A 1.2-square-kilometre uninhabited island near the edge of Ellesmere Island, Nunavut has been a source of conflict between Canada and Denmark for almost 40 years.
Whether Hans Island belongs to Canada or Greenland has been widely debated for years on end, and both countries have gone to great lengths to claim the rock in the middle of the ocean.
“Hans Island is really just a large rock, but it happens to lie smack dab in the middle of the Nares Strait, a 22-mile-wide channel of very cold water separating Canada and Greenland, an autonomous territory of Denmark,” notes a New York Times article from 2016.
“The island falls within the 12-mile territorial limit of either shore, allowing both sides to claim it under international law.”
Both countries have repeatedly claimed sovereignty over the island, which has likely been used as an Inuit hunting ground since the 14th century.
They attempted to established an official border through the strait in 1973 but failed to come to a conclusion over Hans Island, so the issue was set aside and left to be resolved at a later time.
In 1984, in true passive-aggressive Canadian fashion, Canadian troops visited the island and left a flag and a bottle of whisky behind to symbolically mark their territory.
But Denmark’s minister of Greenland quickly replaced Canada’s symbols with a Danish flag, a bottle of Danish schnapps and a note saying “Welcome to the Danish island.”

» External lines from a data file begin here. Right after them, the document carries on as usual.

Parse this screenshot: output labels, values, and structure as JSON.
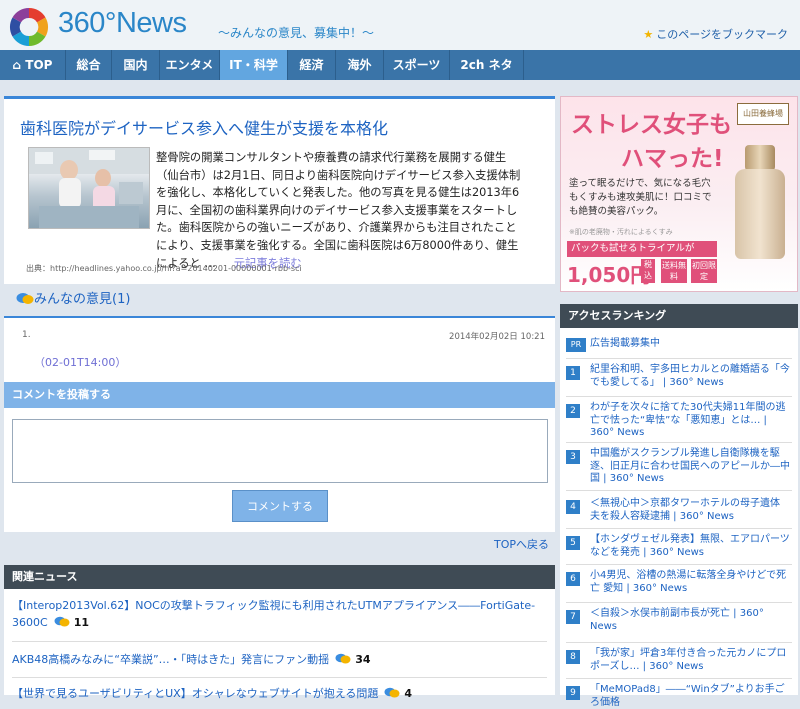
{
  "header": {
    "brand": "360°News",
    "tagline": "～みんなの意見、募集中！～",
    "bookmark_label": "このページをブックマーク"
  },
  "nav": {
    "tabs": [
      {
        "label": "TOP",
        "icon": "home-icon"
      },
      {
        "label": "総合"
      },
      {
        "label": "国内"
      },
      {
        "label": "エンタメ"
      },
      {
        "label": "IT・科学",
        "active": true
      },
      {
        "label": "経済"
      },
      {
        "label": "海外"
      },
      {
        "label": "スポーツ"
      },
      {
        "label": "2ch ネタ"
      }
    ]
  },
  "article": {
    "title": "歯科医院がデイサービス参入へ健生が支援を本格化",
    "body": "整骨院の開業コンサルタントや療養費の請求代行業務を展開する健生（仙台市）は2月1日、同日より歯科医院向けデイサービス参入支援体制を強化し、本格化していくと発表した。他の写真を見る健生は2013年6月に、全国初の歯科業界向けのデイサービス参入支援事業をスタートした。歯科医院からの強いニーズがあり、介護業界からも注目されたことにより、支援事業を強化する。全国に歯科医院は6万8000件あり、健生によると …",
    "more_label": "元記事を読む",
    "source": "出典：http://headlines.yahoo.co.jp/hl?a=20140201-00000001-rbb-sci"
  },
  "opinions": {
    "heading": "みんなの意見(1)",
    "comments": [
      {
        "number": "1.",
        "date": "2014年02月02日 10:21",
        "text": "（02-01T14:00）"
      }
    ]
  },
  "post": {
    "heading": "コメントを投稿する",
    "button_label": "コメントする"
  },
  "top_back": "TOPへ戻る",
  "related": {
    "heading": "関連ニュース",
    "items": [
      {
        "title": "【Interop2013Vol.62】NOCの攻撃トラフィック監視にも利用されたUTMアプライアンス――FortiGate-3600C",
        "count": "11"
      },
      {
        "title": "AKB48高橋みなみに“卒業説”…・「時はきた」発言にファン動揺",
        "count": "34"
      },
      {
        "title": "【世界で見るユーザビリティとUX】オシャレなウェブサイトが抱える問題",
        "count": "4"
      }
    ]
  },
  "ad": {
    "brand": "山田養蜂場",
    "headline1": "ストレス女子も",
    "headline2": "ハマった!",
    "copy": "塗って眠るだけで、気になる毛穴もくすみも速攻美肌に！口コミでも絶賛の美容パック。",
    "note": "※肌の老廃物・汚れによるくすみ",
    "trial_label": "パックも試せるトライアルが",
    "price": "1,050円",
    "tax": "税込",
    "badge1": "送料無料",
    "badge2": "初回限定"
  },
  "ranking": {
    "heading": "アクセスランキング",
    "items": [
      {
        "rank": "PR",
        "title": "広告掲載募集中"
      },
      {
        "rank": "1",
        "title": "紀里谷和明、宇多田ヒカルとの離婚語る「今でも愛してる」 | 360° News"
      },
      {
        "rank": "2",
        "title": "わが子を次々に捨てた30代夫婦11年間の逃亡で怯った“卑怯”な「悪知恵」とは… | 360° News"
      },
      {
        "rank": "3",
        "title": "中国艦がスクランブル発進し自衛隊機を駆逐、旧正月に合わせ国民へのアピールか―中国 | 360° News"
      },
      {
        "rank": "4",
        "title": "＜無視心中＞京都タワーホテルの母子遺体 夫を殺人容疑逮捕 | 360° News"
      },
      {
        "rank": "5",
        "title": "【ホンダヴェゼル発表】無限、エアロパーツなどを発売 | 360° News"
      },
      {
        "rank": "6",
        "title": "小4男児、浴槽の熱湯に転落全身やけどで死亡 愛知 | 360° News"
      },
      {
        "rank": "7",
        "title": "＜自殺＞水俣市前副市長が死亡 | 360° News"
      },
      {
        "rank": "8",
        "title": "「我が家」坪倉3年付き合った元カノにプロポーズし… | 360° News"
      },
      {
        "rank": "9",
        "title": "「MeMOPad8」――“Winタブ”よりお手ごろ価格"
      }
    ]
  },
  "colors": {
    "nav_bg": "#3a74a8",
    "nav_active": "#62a6e0",
    "link_blue": "#1d63c2",
    "section_dark": "#3f4b55",
    "post_head": "#7fb3e8",
    "ad_pink": "#e0507a"
  }
}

“Whenever you get people together, especially people who are friends and neighbours and like a drink or two, they come up with ingenious ways of indicating what’s theirs or not,” Alan Kessel, a legal expert with Global Affairs Canada, told CBC News in 2018.

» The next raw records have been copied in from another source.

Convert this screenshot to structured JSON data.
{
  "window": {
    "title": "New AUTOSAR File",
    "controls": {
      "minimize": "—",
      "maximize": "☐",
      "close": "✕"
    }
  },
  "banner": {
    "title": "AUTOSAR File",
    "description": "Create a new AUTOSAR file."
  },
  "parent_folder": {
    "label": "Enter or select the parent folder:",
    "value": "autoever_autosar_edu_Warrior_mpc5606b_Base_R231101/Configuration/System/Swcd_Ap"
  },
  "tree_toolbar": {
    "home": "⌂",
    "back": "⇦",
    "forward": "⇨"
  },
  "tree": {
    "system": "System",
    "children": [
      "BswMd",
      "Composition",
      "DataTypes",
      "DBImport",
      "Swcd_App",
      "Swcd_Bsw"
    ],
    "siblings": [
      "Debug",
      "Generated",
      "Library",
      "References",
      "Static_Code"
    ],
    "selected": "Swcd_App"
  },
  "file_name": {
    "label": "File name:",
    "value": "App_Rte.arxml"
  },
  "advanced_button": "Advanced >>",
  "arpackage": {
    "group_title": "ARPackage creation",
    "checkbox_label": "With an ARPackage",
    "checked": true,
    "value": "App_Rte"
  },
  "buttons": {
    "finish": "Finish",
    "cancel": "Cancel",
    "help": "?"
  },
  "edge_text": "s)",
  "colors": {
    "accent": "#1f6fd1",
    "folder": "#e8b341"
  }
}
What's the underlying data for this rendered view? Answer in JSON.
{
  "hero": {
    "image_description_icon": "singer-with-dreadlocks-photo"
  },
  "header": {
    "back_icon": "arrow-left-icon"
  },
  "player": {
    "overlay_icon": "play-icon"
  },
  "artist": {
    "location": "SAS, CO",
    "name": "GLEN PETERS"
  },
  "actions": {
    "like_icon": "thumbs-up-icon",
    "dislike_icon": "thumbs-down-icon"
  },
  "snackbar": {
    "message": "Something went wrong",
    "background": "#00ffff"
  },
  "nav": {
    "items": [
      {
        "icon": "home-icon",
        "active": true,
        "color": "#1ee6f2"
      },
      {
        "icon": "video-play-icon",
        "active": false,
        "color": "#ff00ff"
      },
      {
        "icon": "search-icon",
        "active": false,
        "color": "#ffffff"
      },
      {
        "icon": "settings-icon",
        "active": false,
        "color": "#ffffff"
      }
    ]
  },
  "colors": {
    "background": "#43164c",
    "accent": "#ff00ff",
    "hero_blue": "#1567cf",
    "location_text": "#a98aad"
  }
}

The following years were filled with disputes and disagreements as the two countries continued to claim the island as their own.
Negotiations between the two countries were reopened in 2005 and several solutions were proposed in the years to come including an agreement to submit the dispute to the International Court of Justice in The Hague, an official statement saying they’d agreed on a process to resolve the conflict and a proposal for Canada and Denmark to split Hans Island right down the middle.
In 2012, Canada and Denmark officially came to an agreement on the exact border between them, but the issue of Hans Island remained unresolved.
Most recently, in 2018, Canada and Denmark agreed to create a joint task force made up of lawyers and experts to come up with an official agreement in an attempt to settle the age-old conflict once and for all.